Do We have any Intelligent Leader?


Who Do We Actually Need? A Thinker or a Braggart!

Either it is a broadening of his world view or an effect of the compulsions of electoral politics, but as Arvind Kejriwal took the plunge into national politics, he observed that communalism was a bigger issue in India than corruption.

What is it about Indian Muslims that all politicians or wannabe politicians feel compelled to mouth the usual ‘secular-communal’ platitudes to win them over?

Why do they think that for a Muslim the only worry is communalism?

There is no denying the fact that communal politics should be a major concern for all well-meaning Indians (not just Muslims), just as corruption should be. But i am coming round to believe that our biggest worry should be inefficiency borne out of incompetence. And this goes to the root of all our problems. India’s big fortune of having intellectual stalwarts like Gandhi, Nehru, Patel, Azad etc at the dawn of Independence has also been its biggest misfortune— because it gave an exaggerated sense of self to us. Political leaders like these were not representative of the Indian people, a majority of whom were illiterate with only partially-developed intellect.

Over the next few decades, as we tried to reach education to the lowest common denominator, we constantly lowered standards so that the weakest could catch up. As a result the average intellectual capacity of our nation today is determined not by our brightest, but by our dumbest.

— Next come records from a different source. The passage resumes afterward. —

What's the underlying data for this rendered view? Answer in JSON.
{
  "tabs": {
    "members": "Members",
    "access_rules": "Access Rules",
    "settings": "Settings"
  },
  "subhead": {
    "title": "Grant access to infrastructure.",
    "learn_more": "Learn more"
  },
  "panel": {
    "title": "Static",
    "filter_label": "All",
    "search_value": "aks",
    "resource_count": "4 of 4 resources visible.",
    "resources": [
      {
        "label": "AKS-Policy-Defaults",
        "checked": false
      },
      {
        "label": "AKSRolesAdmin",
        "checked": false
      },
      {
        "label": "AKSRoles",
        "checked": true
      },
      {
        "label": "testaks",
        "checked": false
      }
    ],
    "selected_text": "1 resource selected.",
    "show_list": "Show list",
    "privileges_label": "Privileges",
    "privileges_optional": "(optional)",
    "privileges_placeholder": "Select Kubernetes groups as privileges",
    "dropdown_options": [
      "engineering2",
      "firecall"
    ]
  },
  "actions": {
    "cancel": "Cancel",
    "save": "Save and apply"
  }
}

This progressive lowering of standards has dangerously permeated every rung of our societal ladder.

Take for example the Indian armed forces. Senior army officers admit that over years the standards for officer intake have been lowered so much that today they do not get the kind of youth they did till about 20 years ago. However, they are getting better educated recruits in other ranks. It is not that officer aspirants are not educated, they may be more qualified in terms of degrees. But this qualification does not add value to their lives or their professions, because it does not feed their intellect. No amount of training or experience can make up for the absence of thinking capacity or imagination. Then how can these officers suddenly become strategists upon promotion?

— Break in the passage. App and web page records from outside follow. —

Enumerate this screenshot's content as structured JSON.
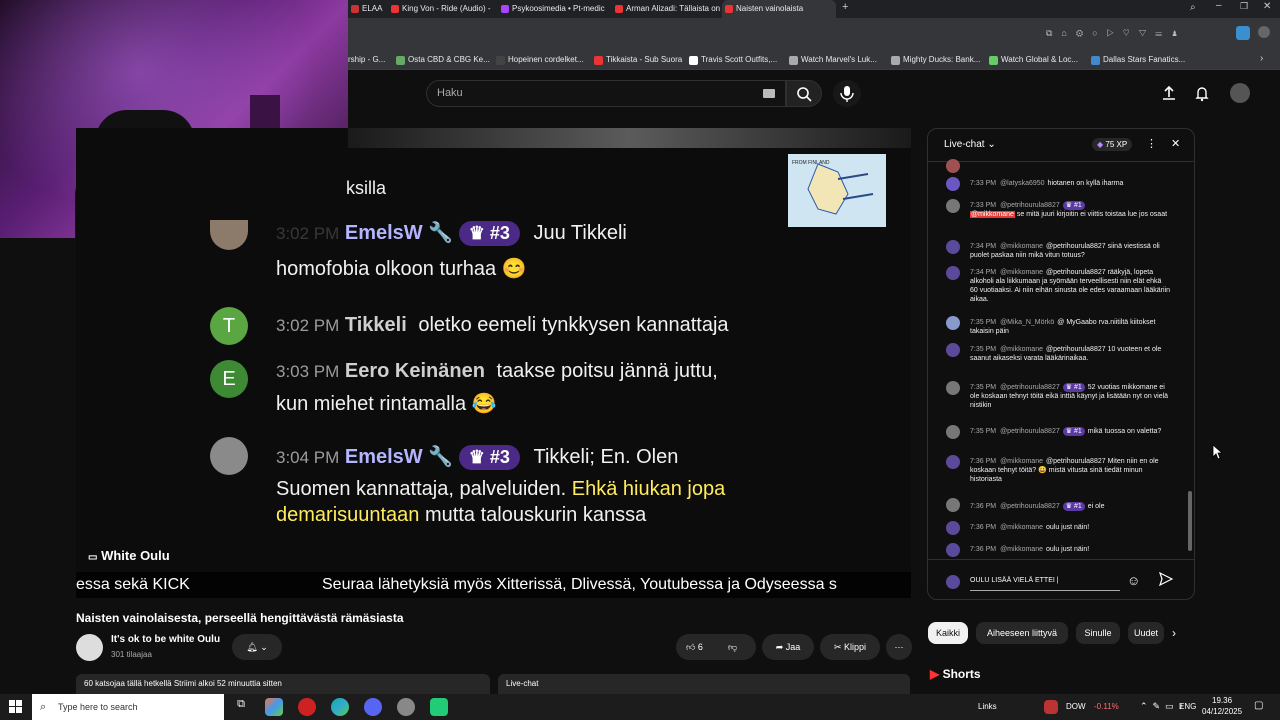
{
  "browser": {
    "tabs": [
      {
        "label": "ELAA",
        "color": "#c33"
      },
      {
        "label": "King Von - Ride (Audio) -",
        "color": "#e33"
      },
      {
        "label": "Psykoosimedia • Pt-medic",
        "color": "#a4f"
      },
      {
        "label": "Arman Alizadi: Tällaista on",
        "color": "#e33"
      },
      {
        "label": "Naisten vainolaista",
        "color": "#e33"
      }
    ],
    "bookmarks": [
      {
        "label": "rship - G...",
        "color": "#888"
      },
      {
        "label": "Osta CBD & CBG Ke...",
        "color": "#6a6"
      },
      {
        "label": "Hopeinen cordelket...",
        "color": "#444"
      },
      {
        "label": "Tikkaista - Sub Suora",
        "color": "#e33"
      },
      {
        "label": "Travis Scott Outfits,...",
        "color": "#fff"
      },
      {
        "label": "Watch Marvel's Luk...",
        "color": "#aaa"
      },
      {
        "label": "Mighty Ducks: Bank...",
        "color": "#aaa"
      },
      {
        "label": "Watch Global & Loc...",
        "color": "#6c6"
      },
      {
        "label": "Dallas Stars Fanatics...",
        "color": "#48c"
      }
    ]
  },
  "header": {
    "search_placeholder": "Haku"
  },
  "video": {
    "partial_top": "ksilla",
    "messages": [
      {
        "time": "3:02 PM",
        "name": "EmelsW",
        "rank": "#3",
        "text1": "Juu Tikkeli",
        "text2": "homofobia olkoon turhaa 😊"
      },
      {
        "avatar_letter": "T",
        "time": "3:02 PM",
        "name": "Tikkeli",
        "text1": "oletko eemeli tynkkysen kannattaja"
      },
      {
        "avatar_letter": "E",
        "time": "3:03 PM",
        "name": "Eero Keinänen",
        "text1": "taakse poitsu jännä juttu,",
        "text2": "kun miehet rintamalla 😂"
      },
      {
        "time": "3:04 PM",
        "name": "EmelsW",
        "rank": "#3",
        "text1": "Tikkeli; En. Olen",
        "text2a": "Suomen kannattaja, palveluiden.",
        "text2b": "Ehkä hiukan jopa",
        "text3a": "demarisuuntaan",
        "text3b": "mutta talouskurin kanssa"
      }
    ],
    "channel_overlay": "White Oulu",
    "ticker_left": "essa sekä KICK",
    "ticker_main": "Seuraa lähetyksiä myös Xitterissä, Dlivessä, Youtubessa ja Odyseessa s"
  },
  "below": {
    "title": "Naisten vainolaisesta, perseellä hengittävästä rämäsiasta",
    "channel": "It's ok to be white Oulu",
    "subs": "301 tilaajaa",
    "likes": "6",
    "share": "Jaa",
    "clip": "Klippi",
    "desc": "60 katsojaa tällä hetkellä Striimi alkoi 52 minuuttia sitten",
    "livechat_label": "Live-chat"
  },
  "chat": {
    "title": "Live-chat",
    "xp": "75 XP",
    "messages": [
      {
        "time": "7:33 PM",
        "user": "@latyska6950",
        "text": "hiotanen on kyllä iharma"
      },
      {
        "time": "7:33 PM",
        "user": "@petrihourula8827",
        "badge": "#1",
        "mention": "@mikkomane",
        "text": "se mitä juuri kirjoitin ei viittis toistaa lue jos osaat"
      },
      {
        "time": "7:34 PM",
        "user": "@mikkomane",
        "text": "@petrihourula8827 siinä viestissä oli puolet paskaa niin mikä vitun totuus?"
      },
      {
        "time": "7:34 PM",
        "user": "@mikkomane",
        "text": "@petrihourula8827 rääkyjä, lopeta alkoholi ala liikkumaan ja syömään terveellisesti niin elät ehkä 60 vuotiaaksi. Ai niin eihän sinusta ole edes varaamaan lääkäriin aikaa."
      },
      {
        "time": "7:35 PM",
        "user": "@Mika_N_Mörkö",
        "text": "@ MyGaabo rva.niitiltä kiitokset takaisin päin"
      },
      {
        "time": "7:35 PM",
        "user": "@mikkomane",
        "text": "@petrihourula8827 10 vuoteen et ole saanut aikaseksi varata lääkärinaikaa."
      },
      {
        "time": "7:35 PM",
        "user": "@petrihourula8827",
        "badge": "#1",
        "text": "52 vuotias mikkomane ei ole koskaan tehnyt töitä eikä inttiä käynyt ja lisätään nyt on vielä nistikin"
      },
      {
        "time": "7:35 PM",
        "user": "@petrihourula8827",
        "badge": "#1",
        "text": "mikä tuossa on valetta?"
      },
      {
        "time": "7:36 PM",
        "user": "@mikkomane",
        "text": "@petrihourula8827 Miten niin en ole koskaan tehnyt töitä? 😀 mistä vitusta sinä tiedät minun historiasta"
      },
      {
        "time": "7:36 PM",
        "user": "@petrihourula8827",
        "badge": "#1",
        "text": "ei ole"
      },
      {
        "time": "7:36 PM",
        "user": "@mikkomane",
        "text": "oulu just näin!"
      },
      {
        "time": "7:36 PM",
        "user": "@mikkomane",
        "text": "oulu just näin!"
      }
    ],
    "input_text": "OULU LISÄÄ VIELÄ ETTEI |"
  },
  "chips": [
    "Kaikki",
    "Aiheeseen liittyvä",
    "Sinulle",
    "Uudet"
  ],
  "shorts_label": "Shorts",
  "taskbar": {
    "search_placeholder": "Type here to search",
    "links": "Links",
    "stock": "DOW",
    "stock_change": "-0.11%",
    "lang": "ENG",
    "time": "19.36",
    "date": "04/12/2025"
  },
  "colors": {
    "accent": "#3ea6ff",
    "rank_badge": "#4a2a86",
    "stock_negative": "#ff6b6b"
  }
}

The same rings true for every other profession in India, whether it is bureaucracy, management or even educational institutions— all of which are populated, even led by mediocre people with limited thinking faculties. They can memorise well and apply formulas and theories, but they cannot think for themselves, cannot analyse and cannot put the past in the present context to understand the future.

This is extremely worrisome because most of our leadership, political, bureaucratic and industrial is populated by mediocre people. Mediocrity breeds insecurity and that leads to dishonesty.

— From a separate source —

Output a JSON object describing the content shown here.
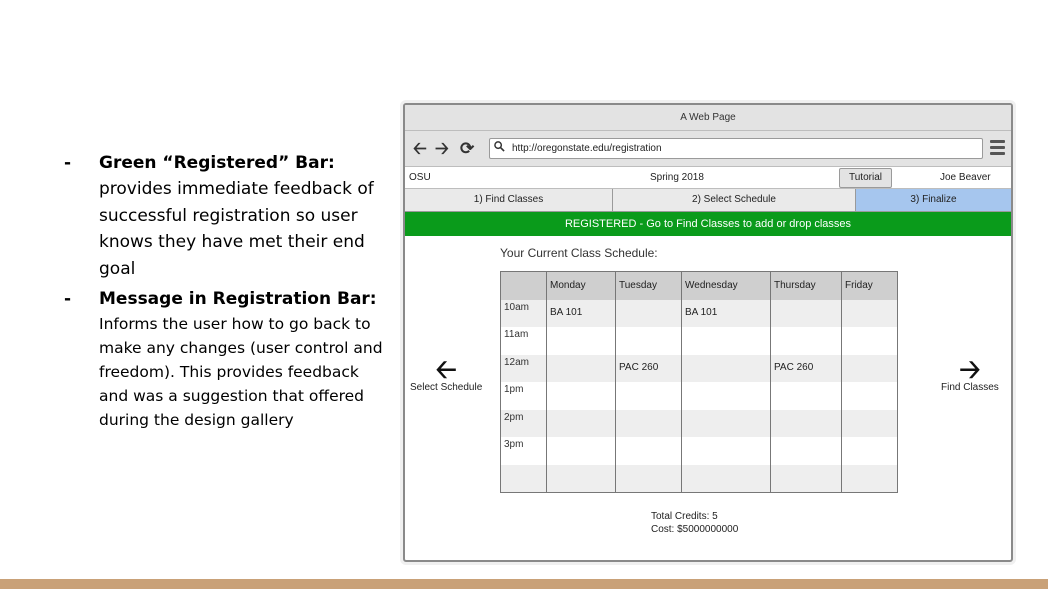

Mediocre people support and promote other mediocre people so that they can all coexist. One doesn’t have to search for examples here, they are all around us. In parents who fudge documents so that their kids get an edge over others and in teachers who nudge their students to cheat so that the school’s record remains unblemished. So we plagiarise blatantly until we are caught, then we say we were merely inspired!

This is the reason why our top diplomats are bested by their counterparts in international arena. In all our negotiations with Pakistan or China we end up with the short end of the stick, agreeing to their proposals because we cannot come up with any of our own and cannot think through the motives behind their proposals.

Our analysts mug up western strategic- political literature without thinking about Indian conditions on their own merit; all the largest section of our manufacturing sector does is licence production of western products; even our films are bested by those coming from Iran or Korea in international competitions!

How shameful is it that in the area of diplomacy or strategy if we need to refer to Indian thought, we cannot get beyond Chanakya, who lived in ancient India!

Worse, we are so insecure that we collectively try and silence isolated original ideas whenever they appear once in a while, because we fear they will disrupt the status quo.

Honestly, I don’t care about honest or secular leaders. I want intelligent (not clever) and imaginative (not plagiarist) leaders. Because if you have these qualities, you will in any case be on a plane higher than thieves and thugs.

Advertisements

About Shabab Khan

A Journalist, Philanthropist; Author of 'The Magician', 'Go!', 'Brutal'. Being a passionate writer, I am into Journalism and writing columns, news stories, articles for top media house. Twitter: @khantastix khansworld@rediffmail.com
Aside | This entry was posted in Political and tagged , , . Bookmark the permalink.

2 Responses to Do We have any Intelligent Leader?

  1. nittinj says:

    very well said…we need competent leaders who have not just political will but capability, imagination and problem solving skills. Do have a look at credentials of JP (Loksatta) and his team and AK (AAP) and his team too…I’m sure you will feel positive !

    Liked by 1 person

    • Yes! AAP Leader is only one i respect, he is really willing to do what is better in terms of nation’s progress. But.. he is a lone nice-honest fish in a river where crocodiles, hippos, sharks dominate. Its a nerve rattling situation and if he manages to attract ppl of India this election, Kejriwal would be next PM of India.

      Like

Comments are closed.